TASK PROMPT ::
Pictures aside, each entry has to be returned exactly as it stands.

PROVIDED RECORDS ::
★ ★ ★ ★ ★ ★ ★

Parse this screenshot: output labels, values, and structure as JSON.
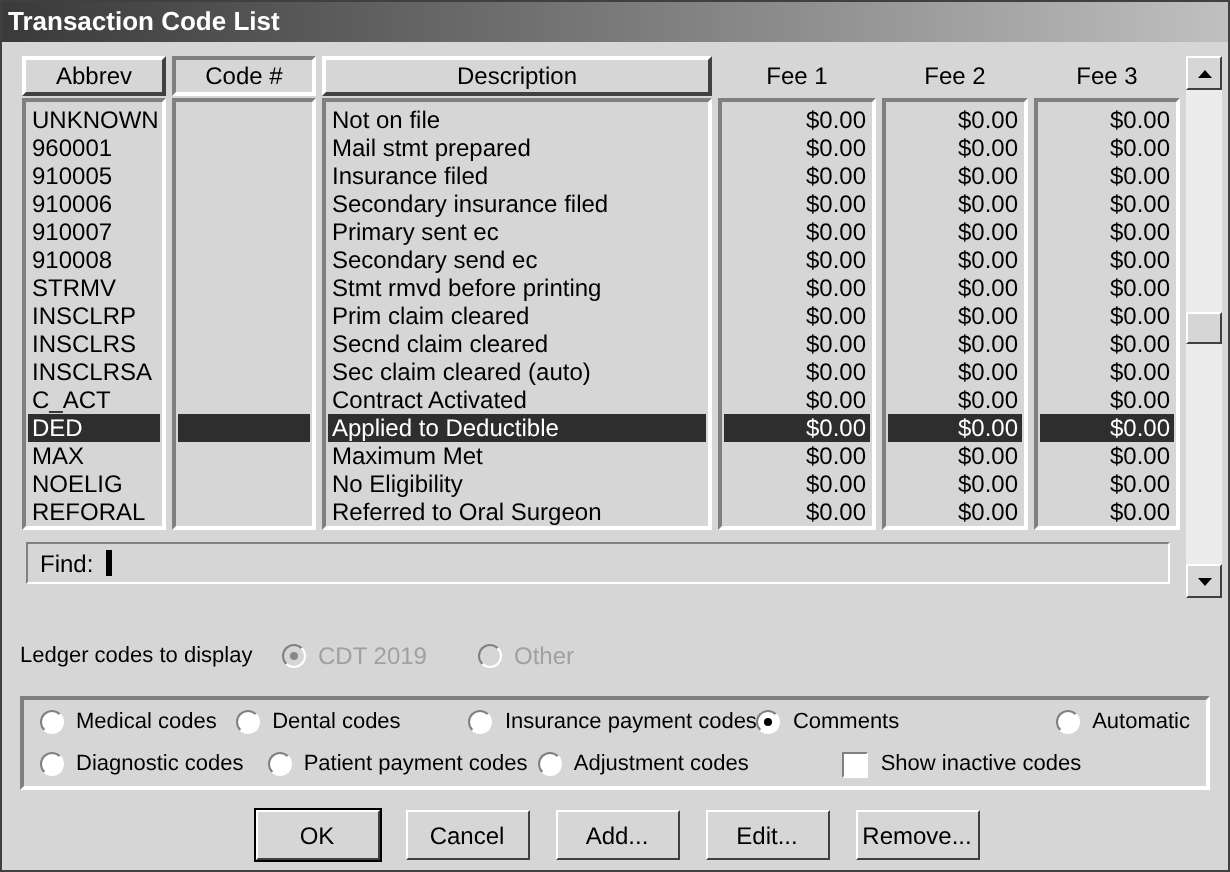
{
  "window": {
    "title": "Transaction Code List"
  },
  "columns": [
    {
      "label": "Abbrev",
      "kind": "button",
      "selected": false
    },
    {
      "label": "Code #",
      "kind": "button",
      "selected": true
    },
    {
      "label": "Description",
      "kind": "button",
      "selected": false
    },
    {
      "label": "Fee 1",
      "kind": "label"
    },
    {
      "label": "Fee 2",
      "kind": "label"
    },
    {
      "label": "Fee 3",
      "kind": "label"
    }
  ],
  "rows": [
    {
      "abbrev": "UNKNOWN",
      "description": "Not on file",
      "fees": [
        "$0.00",
        "$0.00",
        "$0.00"
      ],
      "selected": false
    },
    {
      "abbrev": "960001",
      "description": "Mail stmt prepared",
      "fees": [
        "$0.00",
        "$0.00",
        "$0.00"
      ],
      "selected": false
    },
    {
      "abbrev": "910005",
      "description": "Insurance filed",
      "fees": [
        "$0.00",
        "$0.00",
        "$0.00"
      ],
      "selected": false
    },
    {
      "abbrev": "910006",
      "description": "Secondary insurance filed",
      "fees": [
        "$0.00",
        "$0.00",
        "$0.00"
      ],
      "selected": false
    },
    {
      "abbrev": "910007",
      "description": "Primary sent ec",
      "fees": [
        "$0.00",
        "$0.00",
        "$0.00"
      ],
      "selected": false
    },
    {
      "abbrev": "910008",
      "description": "Secondary send ec",
      "fees": [
        "$0.00",
        "$0.00",
        "$0.00"
      ],
      "selected": false
    },
    {
      "abbrev": "STRMV",
      "description": "Stmt rmvd before printing",
      "fees": [
        "$0.00",
        "$0.00",
        "$0.00"
      ],
      "selected": false
    },
    {
      "abbrev": "INSCLRP",
      "description": "Prim claim cleared",
      "fees": [
        "$0.00",
        "$0.00",
        "$0.00"
      ],
      "selected": false
    },
    {
      "abbrev": "INSCLRS",
      "description": "Secnd claim cleared",
      "fees": [
        "$0.00",
        "$0.00",
        "$0.00"
      ],
      "selected": false
    },
    {
      "abbrev": "INSCLRSA",
      "description": "Sec claim cleared (auto)",
      "fees": [
        "$0.00",
        "$0.00",
        "$0.00"
      ],
      "selected": false
    },
    {
      "abbrev": "C_ACT",
      "description": "Contract Activated",
      "fees": [
        "$0.00",
        "$0.00",
        "$0.00"
      ],
      "selected": false
    },
    {
      "abbrev": "DED",
      "description": "Applied to Deductible",
      "fees": [
        "$0.00",
        "$0.00",
        "$0.00"
      ],
      "selected": true
    },
    {
      "abbrev": "MAX",
      "description": "Maximum Met",
      "fees": [
        "$0.00",
        "$0.00",
        "$0.00"
      ],
      "selected": false
    },
    {
      "abbrev": "NOELIG",
      "description": "No Eligibility",
      "fees": [
        "$0.00",
        "$0.00",
        "$0.00"
      ],
      "selected": false
    },
    {
      "abbrev": "REFORAL",
      "description": "Referred to Oral Surgeon",
      "fees": [
        "$0.00",
        "$0.00",
        "$0.00"
      ],
      "selected": false
    }
  ],
  "find": {
    "label": "Find:"
  },
  "ledger": {
    "label": "Ledger codes to display",
    "options": [
      {
        "label": "CDT 2019",
        "selected": true,
        "disabled": true
      },
      {
        "label": "Other",
        "selected": false,
        "disabled": true
      }
    ]
  },
  "filters": [
    [
      {
        "kind": "radio",
        "label": "Medical codes",
        "checked": false
      },
      {
        "kind": "radio",
        "label": "Dental codes",
        "checked": false
      },
      {
        "kind": "radio",
        "label": "Insurance payment codes",
        "checked": false
      },
      {
        "kind": "radio",
        "label": "Comments",
        "checked": true
      },
      {
        "kind": "radio",
        "label": "Automatic",
        "checked": false
      }
    ],
    [
      {
        "kind": "radio",
        "label": "Diagnostic codes",
        "checked": false
      },
      {
        "kind": "radio",
        "label": "Patient payment codes",
        "checked": false
      },
      {
        "kind": "radio",
        "label": "Adjustment codes",
        "checked": false
      },
      {
        "kind": "checkbox",
        "label": "Show inactive codes",
        "checked": false
      }
    ]
  ],
  "buttons": [
    {
      "label": "OK",
      "default": true
    },
    {
      "label": "Cancel",
      "default": false
    },
    {
      "label": "Add...",
      "default": false
    },
    {
      "label": "Edit...",
      "default": false
    },
    {
      "label": "Remove...",
      "default": false
    }
  ]
}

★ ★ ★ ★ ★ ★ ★

SOLUTION FOR THIS PROBLEM ::
Parse this screenshot: output labels, values, and structure as JSON.
{
  "window": {
    "title": "Transaction Code List"
  },
  "columns": [
    {
      "label": "Abbrev",
      "kind": "button",
      "selected": false
    },
    {
      "label": "Code #",
      "kind": "button",
      "selected": true
    },
    {
      "label": "Description",
      "kind": "button",
      "selected": false
    },
    {
      "label": "Fee 1",
      "kind": "label"
    },
    {
      "label": "Fee 2",
      "kind": "label"
    },
    {
      "label": "Fee 3",
      "kind": "label"
    }
  ],
  "rows": [
    {
      "abbrev": "UNKNOWN",
      "description": "Not on file",
      "fees": [
        "$0.00",
        "$0.00",
        "$0.00"
      ],
      "selected": false
    },
    {
      "abbrev": "960001",
      "description": "Mail stmt prepared",
      "fees": [
        "$0.00",
        "$0.00",
        "$0.00"
      ],
      "selected": false
    },
    {
      "abbrev": "910005",
      "description": "Insurance filed",
      "fees": [
        "$0.00",
        "$0.00",
        "$0.00"
      ],
      "selected": false
    },
    {
      "abbrev": "910006",
      "description": "Secondary insurance filed",
      "fees": [
        "$0.00",
        "$0.00",
        "$0.00"
      ],
      "selected": false
    },
    {
      "abbrev": "910007",
      "description": "Primary sent ec",
      "fees": [
        "$0.00",
        "$0.00",
        "$0.00"
      ],
      "selected": false
    },
    {
      "abbrev": "910008",
      "description": "Secondary send ec",
      "fees": [
        "$0.00",
        "$0.00",
        "$0.00"
      ],
      "selected": false
    },
    {
      "abbrev": "STRMV",
      "description": "Stmt rmvd before printing",
      "fees": [
        "$0.00",
        "$0.00",
        "$0.00"
      ],
      "selected": false
    },
    {
      "abbrev": "INSCLRP",
      "description": "Prim claim cleared",
      "fees": [
        "$0.00",
        "$0.00",
        "$0.00"
      ],
      "selected": false
    },
    {
      "abbrev": "INSCLRS",
      "description": "Secnd claim cleared",
      "fees": [
        "$0.00",
        "$0.00",
        "$0.00"
      ],
      "selected": false
    },
    {
      "abbrev": "INSCLRSA",
      "description": "Sec claim cleared (auto)",
      "fees": [
        "$0.00",
        "$0.00",
        "$0.00"
      ],
      "selected": false
    },
    {
      "abbrev": "C_ACT",
      "description": "Contract Activated",
      "fees": [
        "$0.00",
        "$0.00",
        "$0.00"
      ],
      "selected": false
    },
    {
      "abbrev": "DED",
      "description": "Applied to Deductible",
      "fees": [
        "$0.00",
        "$0.00",
        "$0.00"
      ],
      "selected": true
    },
    {
      "abbrev": "MAX",
      "description": "Maximum Met",
      "fees": [
        "$0.00",
        "$0.00",
        "$0.00"
      ],
      "selected": false
    },
    {
      "abbrev": "NOELIG",
      "description": "No Eligibility",
      "fees": [
        "$0.00",
        "$0.00",
        "$0.00"
      ],
      "selected": false
    },
    {
      "abbrev": "REFORAL",
      "description": "Referred to Oral Surgeon",
      "fees": [
        "$0.00",
        "$0.00",
        "$0.00"
      ],
      "selected": false
    }
  ],
  "find": {
    "label": "Find:"
  },
  "ledger": {
    "label": "Ledger codes to display",
    "options": [
      {
        "label": "CDT 2019",
        "selected": true,
        "disabled": true
      },
      {
        "label": "Other",
        "selected": false,
        "disabled": true
      }
    ]
  },
  "filters": [
    [
      {
        "kind": "radio",
        "label": "Medical codes",
        "checked": false
      },
      {
        "kind": "radio",
        "label": "Dental codes",
        "checked": false
      },
      {
        "kind": "radio",
        "label": "Insurance payment codes",
        "checked": false
      },
      {
        "kind": "radio",
        "label": "Comments",
        "checked": true
      },
      {
        "kind": "radio",
        "label": "Automatic",
        "checked": false
      }
    ],
    [
      {
        "kind": "radio",
        "label": "Diagnostic codes",
        "checked": false
      },
      {
        "kind": "radio",
        "label": "Patient payment codes",
        "checked": false
      },
      {
        "kind": "radio",
        "label": "Adjustment codes",
        "checked": false
      },
      {
        "kind": "checkbox",
        "label": "Show inactive codes",
        "checked": false
      }
    ]
  ],
  "buttons": [
    {
      "label": "OK",
      "default": true
    },
    {
      "label": "Cancel",
      "default": false
    },
    {
      "label": "Add...",
      "default": false
    },
    {
      "label": "Edit...",
      "default": false
    },
    {
      "label": "Remove...",
      "default": false
    }
  ]
}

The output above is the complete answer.